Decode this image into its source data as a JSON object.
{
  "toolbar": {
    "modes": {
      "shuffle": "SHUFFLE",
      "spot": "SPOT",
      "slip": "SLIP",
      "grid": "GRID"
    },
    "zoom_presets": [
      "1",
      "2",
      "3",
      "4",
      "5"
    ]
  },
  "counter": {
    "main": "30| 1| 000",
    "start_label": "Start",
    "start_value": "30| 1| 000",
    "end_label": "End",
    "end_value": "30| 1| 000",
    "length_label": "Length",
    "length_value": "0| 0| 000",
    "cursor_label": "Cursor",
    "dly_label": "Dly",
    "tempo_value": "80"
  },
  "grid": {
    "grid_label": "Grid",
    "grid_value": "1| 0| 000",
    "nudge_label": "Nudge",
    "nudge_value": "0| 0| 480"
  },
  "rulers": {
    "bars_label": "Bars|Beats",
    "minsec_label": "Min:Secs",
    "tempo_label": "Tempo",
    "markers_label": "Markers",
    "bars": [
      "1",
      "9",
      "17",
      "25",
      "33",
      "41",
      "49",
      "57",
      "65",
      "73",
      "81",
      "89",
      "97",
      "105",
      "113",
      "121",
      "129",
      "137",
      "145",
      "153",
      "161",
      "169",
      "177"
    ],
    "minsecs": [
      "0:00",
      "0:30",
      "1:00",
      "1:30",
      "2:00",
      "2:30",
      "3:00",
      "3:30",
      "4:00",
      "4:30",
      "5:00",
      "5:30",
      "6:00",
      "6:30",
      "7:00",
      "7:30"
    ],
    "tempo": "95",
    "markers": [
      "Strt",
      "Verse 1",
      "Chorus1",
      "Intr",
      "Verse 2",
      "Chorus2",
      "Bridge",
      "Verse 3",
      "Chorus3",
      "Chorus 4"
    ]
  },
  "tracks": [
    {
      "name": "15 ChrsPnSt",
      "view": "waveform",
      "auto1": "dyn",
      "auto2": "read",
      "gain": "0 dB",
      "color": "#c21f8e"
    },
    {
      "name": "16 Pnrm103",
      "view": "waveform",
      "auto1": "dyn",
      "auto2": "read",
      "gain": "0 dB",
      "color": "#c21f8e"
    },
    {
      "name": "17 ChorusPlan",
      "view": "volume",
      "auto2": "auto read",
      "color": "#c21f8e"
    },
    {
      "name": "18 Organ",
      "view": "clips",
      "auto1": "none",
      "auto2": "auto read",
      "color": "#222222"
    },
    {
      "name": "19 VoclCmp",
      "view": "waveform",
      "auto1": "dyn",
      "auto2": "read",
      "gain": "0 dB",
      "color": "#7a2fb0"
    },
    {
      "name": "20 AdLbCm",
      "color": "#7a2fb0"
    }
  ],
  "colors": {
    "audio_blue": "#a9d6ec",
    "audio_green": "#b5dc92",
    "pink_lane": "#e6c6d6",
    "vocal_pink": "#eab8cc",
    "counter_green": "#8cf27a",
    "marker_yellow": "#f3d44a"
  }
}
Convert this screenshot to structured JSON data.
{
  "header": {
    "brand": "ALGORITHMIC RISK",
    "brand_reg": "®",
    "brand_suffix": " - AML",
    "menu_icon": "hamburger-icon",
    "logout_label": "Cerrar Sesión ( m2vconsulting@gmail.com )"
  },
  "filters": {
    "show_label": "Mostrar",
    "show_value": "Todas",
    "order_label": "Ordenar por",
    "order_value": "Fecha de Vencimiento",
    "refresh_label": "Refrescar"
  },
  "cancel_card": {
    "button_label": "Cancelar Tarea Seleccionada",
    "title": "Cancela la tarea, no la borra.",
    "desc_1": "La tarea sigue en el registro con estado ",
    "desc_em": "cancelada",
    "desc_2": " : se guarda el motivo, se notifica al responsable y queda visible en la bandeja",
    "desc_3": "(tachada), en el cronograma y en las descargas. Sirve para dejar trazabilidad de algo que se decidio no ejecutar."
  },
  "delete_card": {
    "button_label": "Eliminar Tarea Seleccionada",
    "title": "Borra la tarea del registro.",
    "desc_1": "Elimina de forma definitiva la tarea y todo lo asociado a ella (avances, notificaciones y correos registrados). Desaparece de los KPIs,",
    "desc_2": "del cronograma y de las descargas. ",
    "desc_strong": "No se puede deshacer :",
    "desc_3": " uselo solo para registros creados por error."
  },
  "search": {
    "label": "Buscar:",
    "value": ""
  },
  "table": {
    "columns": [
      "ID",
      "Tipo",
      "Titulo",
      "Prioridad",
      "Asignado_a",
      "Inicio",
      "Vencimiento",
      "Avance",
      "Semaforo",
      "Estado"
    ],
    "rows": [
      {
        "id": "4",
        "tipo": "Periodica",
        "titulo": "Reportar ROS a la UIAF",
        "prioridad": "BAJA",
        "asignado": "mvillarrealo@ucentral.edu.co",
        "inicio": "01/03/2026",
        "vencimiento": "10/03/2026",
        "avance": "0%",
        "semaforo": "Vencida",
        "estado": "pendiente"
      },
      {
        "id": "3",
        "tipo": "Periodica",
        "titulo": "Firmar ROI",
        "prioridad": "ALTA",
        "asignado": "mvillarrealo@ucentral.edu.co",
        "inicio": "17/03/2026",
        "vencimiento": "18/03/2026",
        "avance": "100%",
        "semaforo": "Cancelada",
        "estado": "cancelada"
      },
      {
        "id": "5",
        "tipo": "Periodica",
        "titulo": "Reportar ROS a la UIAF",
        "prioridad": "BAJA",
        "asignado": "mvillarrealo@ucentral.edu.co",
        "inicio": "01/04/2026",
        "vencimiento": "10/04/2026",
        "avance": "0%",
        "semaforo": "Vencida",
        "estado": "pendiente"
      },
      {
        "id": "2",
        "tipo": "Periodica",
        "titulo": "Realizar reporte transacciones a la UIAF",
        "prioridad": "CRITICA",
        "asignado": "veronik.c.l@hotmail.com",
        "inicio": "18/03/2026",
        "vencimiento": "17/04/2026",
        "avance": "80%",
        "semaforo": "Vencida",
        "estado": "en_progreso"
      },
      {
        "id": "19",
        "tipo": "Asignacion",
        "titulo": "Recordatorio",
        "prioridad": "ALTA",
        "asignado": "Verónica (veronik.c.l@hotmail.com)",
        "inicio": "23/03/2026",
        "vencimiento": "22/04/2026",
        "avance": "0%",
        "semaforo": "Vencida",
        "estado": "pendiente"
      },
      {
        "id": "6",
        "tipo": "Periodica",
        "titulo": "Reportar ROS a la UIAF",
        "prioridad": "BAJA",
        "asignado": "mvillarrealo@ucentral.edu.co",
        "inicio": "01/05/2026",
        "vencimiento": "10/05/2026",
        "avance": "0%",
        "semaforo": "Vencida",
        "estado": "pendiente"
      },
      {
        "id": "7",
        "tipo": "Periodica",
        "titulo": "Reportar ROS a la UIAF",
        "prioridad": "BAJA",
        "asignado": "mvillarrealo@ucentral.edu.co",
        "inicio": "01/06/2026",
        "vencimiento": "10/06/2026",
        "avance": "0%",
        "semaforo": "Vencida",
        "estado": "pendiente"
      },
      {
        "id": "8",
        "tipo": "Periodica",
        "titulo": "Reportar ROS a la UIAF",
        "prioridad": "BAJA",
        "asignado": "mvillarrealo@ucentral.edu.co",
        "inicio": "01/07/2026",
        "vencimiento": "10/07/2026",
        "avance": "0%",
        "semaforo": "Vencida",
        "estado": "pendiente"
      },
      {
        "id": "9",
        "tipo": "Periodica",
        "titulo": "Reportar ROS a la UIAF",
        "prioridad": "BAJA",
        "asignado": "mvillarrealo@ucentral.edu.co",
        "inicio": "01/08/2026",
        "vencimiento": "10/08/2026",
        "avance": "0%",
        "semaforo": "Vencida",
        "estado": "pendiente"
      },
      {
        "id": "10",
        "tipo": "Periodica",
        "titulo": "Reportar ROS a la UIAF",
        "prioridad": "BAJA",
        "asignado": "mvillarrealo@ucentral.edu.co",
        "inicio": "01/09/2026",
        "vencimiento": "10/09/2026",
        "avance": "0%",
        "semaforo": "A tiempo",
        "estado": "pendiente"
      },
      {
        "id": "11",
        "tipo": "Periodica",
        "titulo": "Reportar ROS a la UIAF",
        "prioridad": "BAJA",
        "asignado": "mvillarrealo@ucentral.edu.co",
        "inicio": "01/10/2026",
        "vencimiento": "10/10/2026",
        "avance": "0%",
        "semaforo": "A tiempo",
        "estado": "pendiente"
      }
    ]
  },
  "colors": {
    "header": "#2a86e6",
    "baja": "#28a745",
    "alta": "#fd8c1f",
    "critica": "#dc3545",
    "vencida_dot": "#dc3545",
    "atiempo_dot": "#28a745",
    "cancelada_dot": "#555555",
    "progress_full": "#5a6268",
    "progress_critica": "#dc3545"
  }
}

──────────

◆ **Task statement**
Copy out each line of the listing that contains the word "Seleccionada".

◆ **Answer to the exercise**
    "button_label": "Cancelar Tarea Seleccionada",
    "button_label": "Eliminar Tarea Seleccionada",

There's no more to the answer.